Input data Start Marker

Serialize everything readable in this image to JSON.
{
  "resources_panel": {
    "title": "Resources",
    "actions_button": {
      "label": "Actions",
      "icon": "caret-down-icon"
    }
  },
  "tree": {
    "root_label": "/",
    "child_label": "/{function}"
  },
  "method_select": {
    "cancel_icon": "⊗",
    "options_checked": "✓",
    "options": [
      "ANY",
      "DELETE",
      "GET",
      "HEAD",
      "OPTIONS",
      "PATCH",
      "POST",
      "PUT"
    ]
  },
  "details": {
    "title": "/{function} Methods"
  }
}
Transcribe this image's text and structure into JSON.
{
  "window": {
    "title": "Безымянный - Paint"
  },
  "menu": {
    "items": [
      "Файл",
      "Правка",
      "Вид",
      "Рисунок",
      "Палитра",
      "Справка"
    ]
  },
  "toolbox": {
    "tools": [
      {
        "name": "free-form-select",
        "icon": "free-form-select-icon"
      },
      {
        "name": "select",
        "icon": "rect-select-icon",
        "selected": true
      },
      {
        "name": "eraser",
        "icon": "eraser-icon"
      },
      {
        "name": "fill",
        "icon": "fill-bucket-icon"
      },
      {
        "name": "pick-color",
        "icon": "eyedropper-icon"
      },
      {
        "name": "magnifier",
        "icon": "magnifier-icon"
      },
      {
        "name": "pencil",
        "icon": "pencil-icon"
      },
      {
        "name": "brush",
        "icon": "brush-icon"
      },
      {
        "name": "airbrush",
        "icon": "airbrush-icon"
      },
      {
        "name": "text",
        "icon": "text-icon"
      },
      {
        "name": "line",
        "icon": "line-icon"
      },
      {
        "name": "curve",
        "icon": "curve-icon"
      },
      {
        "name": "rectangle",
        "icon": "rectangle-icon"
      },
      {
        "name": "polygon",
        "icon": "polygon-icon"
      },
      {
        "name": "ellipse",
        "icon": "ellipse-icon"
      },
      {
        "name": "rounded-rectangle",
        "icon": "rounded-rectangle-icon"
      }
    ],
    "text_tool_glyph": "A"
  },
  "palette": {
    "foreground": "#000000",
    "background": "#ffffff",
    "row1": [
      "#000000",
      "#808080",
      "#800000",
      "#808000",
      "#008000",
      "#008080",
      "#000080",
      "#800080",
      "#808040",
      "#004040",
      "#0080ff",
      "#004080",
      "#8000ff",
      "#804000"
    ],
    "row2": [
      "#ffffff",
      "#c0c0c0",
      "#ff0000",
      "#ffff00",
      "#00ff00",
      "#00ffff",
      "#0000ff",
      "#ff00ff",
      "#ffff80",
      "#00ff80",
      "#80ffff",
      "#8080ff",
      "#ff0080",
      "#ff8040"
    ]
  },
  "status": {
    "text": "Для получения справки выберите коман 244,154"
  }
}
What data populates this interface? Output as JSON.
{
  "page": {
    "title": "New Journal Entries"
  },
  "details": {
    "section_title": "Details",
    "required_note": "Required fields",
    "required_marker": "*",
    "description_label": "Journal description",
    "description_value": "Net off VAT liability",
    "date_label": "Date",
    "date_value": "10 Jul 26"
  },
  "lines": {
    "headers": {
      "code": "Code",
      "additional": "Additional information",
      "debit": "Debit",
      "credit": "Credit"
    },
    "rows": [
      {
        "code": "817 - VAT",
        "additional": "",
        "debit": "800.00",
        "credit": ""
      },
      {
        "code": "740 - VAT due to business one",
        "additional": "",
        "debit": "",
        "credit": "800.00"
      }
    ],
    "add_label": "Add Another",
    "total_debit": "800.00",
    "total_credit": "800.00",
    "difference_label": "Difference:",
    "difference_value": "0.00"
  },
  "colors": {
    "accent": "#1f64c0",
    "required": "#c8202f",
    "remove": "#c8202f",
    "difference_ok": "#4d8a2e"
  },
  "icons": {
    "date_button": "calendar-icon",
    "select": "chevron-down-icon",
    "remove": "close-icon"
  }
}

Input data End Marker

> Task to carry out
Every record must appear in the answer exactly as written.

> Task solution
Serialize everything readable in this image to JSON.
{
  "resources_panel": {
    "title": "Resources",
    "actions_button": {
      "label": "Actions",
      "icon": "caret-down-icon"
    }
  },
  "tree": {
    "root_label": "/",
    "child_label": "/{function}"
  },
  "method_select": {
    "cancel_icon": "⊗",
    "options_checked": "✓",
    "options": [
      "ANY",
      "DELETE",
      "GET",
      "HEAD",
      "OPTIONS",
      "PATCH",
      "POST",
      "PUT"
    ]
  },
  "details": {
    "title": "/{function} Methods"
  }
}
Transcribe this image's text and structure into JSON.
{
  "window": {
    "title": "Безымянный - Paint"
  },
  "menu": {
    "items": [
      "Файл",
      "Правка",
      "Вид",
      "Рисунок",
      "Палитра",
      "Справка"
    ]
  },
  "toolbox": {
    "tools": [
      {
        "name": "free-form-select",
        "icon": "free-form-select-icon"
      },
      {
        "name": "select",
        "icon": "rect-select-icon",
        "selected": true
      },
      {
        "name": "eraser",
        "icon": "eraser-icon"
      },
      {
        "name": "fill",
        "icon": "fill-bucket-icon"
      },
      {
        "name": "pick-color",
        "icon": "eyedropper-icon"
      },
      {
        "name": "magnifier",
        "icon": "magnifier-icon"
      },
      {
        "name": "pencil",
        "icon": "pencil-icon"
      },
      {
        "name": "brush",
        "icon": "brush-icon"
      },
      {
        "name": "airbrush",
        "icon": "airbrush-icon"
      },
      {
        "name": "text",
        "icon": "text-icon"
      },
      {
        "name": "line",
        "icon": "line-icon"
      },
      {
        "name": "curve",
        "icon": "curve-icon"
      },
      {
        "name": "rectangle",
        "icon": "rectangle-icon"
      },
      {
        "name": "polygon",
        "icon": "polygon-icon"
      },
      {
        "name": "ellipse",
        "icon": "ellipse-icon"
      },
      {
        "name": "rounded-rectangle",
        "icon": "rounded-rectangle-icon"
      }
    ],
    "text_tool_glyph": "A"
  },
  "palette": {
    "foreground": "#000000",
    "background": "#ffffff",
    "row1": [
      "#000000",
      "#808080",
      "#800000",
      "#808000",
      "#008000",
      "#008080",
      "#000080",
      "#800080",
      "#808040",
      "#004040",
      "#0080ff",
      "#004080",
      "#8000ff",
      "#804000"
    ],
    "row2": [
      "#ffffff",
      "#c0c0c0",
      "#ff0000",
      "#ffff00",
      "#00ff00",
      "#00ffff",
      "#0000ff",
      "#ff00ff",
      "#ffff80",
      "#00ff80",
      "#80ffff",
      "#8080ff",
      "#ff0080",
      "#ff8040"
    ]
  },
  "status": {
    "text": "Для получения справки выберите коман 244,154"
  }
}
What data populates this interface? Output as JSON.
{
  "page": {
    "title": "New Journal Entries"
  },
  "details": {
    "section_title": "Details",
    "required_note": "Required fields",
    "required_marker": "*",
    "description_label": "Journal description",
    "description_value": "Net off VAT liability",
    "date_label": "Date",
    "date_value": "10 Jul 26"
  },
  "lines": {
    "headers": {
      "code": "Code",
      "additional": "Additional information",
      "debit": "Debit",
      "credit": "Credit"
    },
    "rows": [
      {
        "code": "817 - VAT",
        "additional": "",
        "debit": "800.00",
        "credit": ""
      },
      {
        "code": "740 - VAT due to business one",
        "additional": "",
        "debit": "",
        "credit": "800.00"
      }
    ],
    "add_label": "Add Another",
    "total_debit": "800.00",
    "total_credit": "800.00",
    "difference_label": "Difference:",
    "difference_value": "0.00"
  },
  "colors": {
    "accent": "#1f64c0",
    "required": "#c8202f",
    "remove": "#c8202f",
    "difference_ok": "#4d8a2e"
  },
  "icons": {
    "date_button": "calendar-icon",
    "select": "chevron-down-icon",
    "remove": "close-icon"
  }
}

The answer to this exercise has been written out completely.